New combined procedures such as MRI and CT or MRI and PET provide more precise results for the determination of findings

Everyone can remember imaging techniques such as ultrasound, X-ray, CT (Computer Tomography), MRI (Magnetic Resonance Imaging), NMR (Nuclear Magnetic Resonance) or PET (Positron Emission Tomography) from their last visit to their medical practice. In the X-ray area, there are CMOS image sensors for detecting X-rays. These involve a complete wafer or extremely large semiconductor dies that are used as X-ray sensors. In all the imaging systems very fast A/D converters and computationally intensive digital signal processing are required. Imaging systems also include camera systems, such as those used in nevus checks in dermatological medicine. This provides digital documentation of skin changes.

Portable Imaging

Portable devices in the medical imaging area include ultrasound devices and smaller X-ray machines (mainly in veterinary medicine)

For portable ultrasound devices in particular, there are built-in front-end modules, which process a large part of the signal chain.

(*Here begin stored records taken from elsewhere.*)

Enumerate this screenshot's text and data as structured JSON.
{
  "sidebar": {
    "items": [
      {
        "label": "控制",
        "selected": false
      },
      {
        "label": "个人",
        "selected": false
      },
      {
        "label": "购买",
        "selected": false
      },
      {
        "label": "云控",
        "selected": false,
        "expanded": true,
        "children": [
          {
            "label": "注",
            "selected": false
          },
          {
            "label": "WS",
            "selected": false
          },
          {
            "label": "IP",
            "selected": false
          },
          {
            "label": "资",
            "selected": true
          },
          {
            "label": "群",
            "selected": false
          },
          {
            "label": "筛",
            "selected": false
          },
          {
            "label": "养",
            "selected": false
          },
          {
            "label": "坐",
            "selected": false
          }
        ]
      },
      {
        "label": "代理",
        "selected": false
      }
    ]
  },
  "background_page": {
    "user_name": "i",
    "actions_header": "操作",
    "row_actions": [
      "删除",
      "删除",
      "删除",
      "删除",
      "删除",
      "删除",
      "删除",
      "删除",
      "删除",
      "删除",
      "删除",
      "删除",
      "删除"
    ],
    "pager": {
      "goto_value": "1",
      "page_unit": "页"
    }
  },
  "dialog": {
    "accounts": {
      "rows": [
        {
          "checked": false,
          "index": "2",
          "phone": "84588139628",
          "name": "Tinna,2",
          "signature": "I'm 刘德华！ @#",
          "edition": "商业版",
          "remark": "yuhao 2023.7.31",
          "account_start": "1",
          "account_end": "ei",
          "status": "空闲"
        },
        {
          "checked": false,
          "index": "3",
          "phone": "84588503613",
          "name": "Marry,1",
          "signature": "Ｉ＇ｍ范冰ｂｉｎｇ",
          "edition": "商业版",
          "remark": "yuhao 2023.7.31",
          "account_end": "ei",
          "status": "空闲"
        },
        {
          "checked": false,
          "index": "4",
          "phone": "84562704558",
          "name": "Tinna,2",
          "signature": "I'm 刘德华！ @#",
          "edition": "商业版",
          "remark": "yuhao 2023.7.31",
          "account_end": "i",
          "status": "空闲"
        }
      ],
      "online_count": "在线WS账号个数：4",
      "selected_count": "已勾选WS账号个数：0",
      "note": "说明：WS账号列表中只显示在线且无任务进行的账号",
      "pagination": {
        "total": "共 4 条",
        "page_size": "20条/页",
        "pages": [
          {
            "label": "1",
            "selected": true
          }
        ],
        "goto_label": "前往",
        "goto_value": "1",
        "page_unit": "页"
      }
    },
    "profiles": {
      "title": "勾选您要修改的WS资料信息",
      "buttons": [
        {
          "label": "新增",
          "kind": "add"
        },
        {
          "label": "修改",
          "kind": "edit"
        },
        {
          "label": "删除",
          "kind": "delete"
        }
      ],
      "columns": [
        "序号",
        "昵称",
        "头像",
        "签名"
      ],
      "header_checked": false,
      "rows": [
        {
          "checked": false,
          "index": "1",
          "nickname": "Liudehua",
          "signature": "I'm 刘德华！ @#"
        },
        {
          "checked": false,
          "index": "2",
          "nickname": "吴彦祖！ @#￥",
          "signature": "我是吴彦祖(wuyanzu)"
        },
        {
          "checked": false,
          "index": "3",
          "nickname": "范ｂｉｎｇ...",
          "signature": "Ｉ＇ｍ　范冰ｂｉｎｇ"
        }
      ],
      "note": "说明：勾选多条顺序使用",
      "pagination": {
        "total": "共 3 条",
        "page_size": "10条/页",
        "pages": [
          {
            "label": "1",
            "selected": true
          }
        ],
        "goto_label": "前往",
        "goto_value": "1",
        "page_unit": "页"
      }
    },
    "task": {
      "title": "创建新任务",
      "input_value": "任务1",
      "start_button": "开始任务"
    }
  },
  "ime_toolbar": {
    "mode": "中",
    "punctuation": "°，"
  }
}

Other portable imaging systems include endoscopes and cameras in pill form suitable for inspecting the small intestine (especially for the detection of small-bowel cancer), where the small bowel cannot be reached by normal endoscopes. Currently, such pill cameras cannot be controlled from the outside, but manufacturers of medical technology devices are already working on the next generation of externally controllable pill cameras.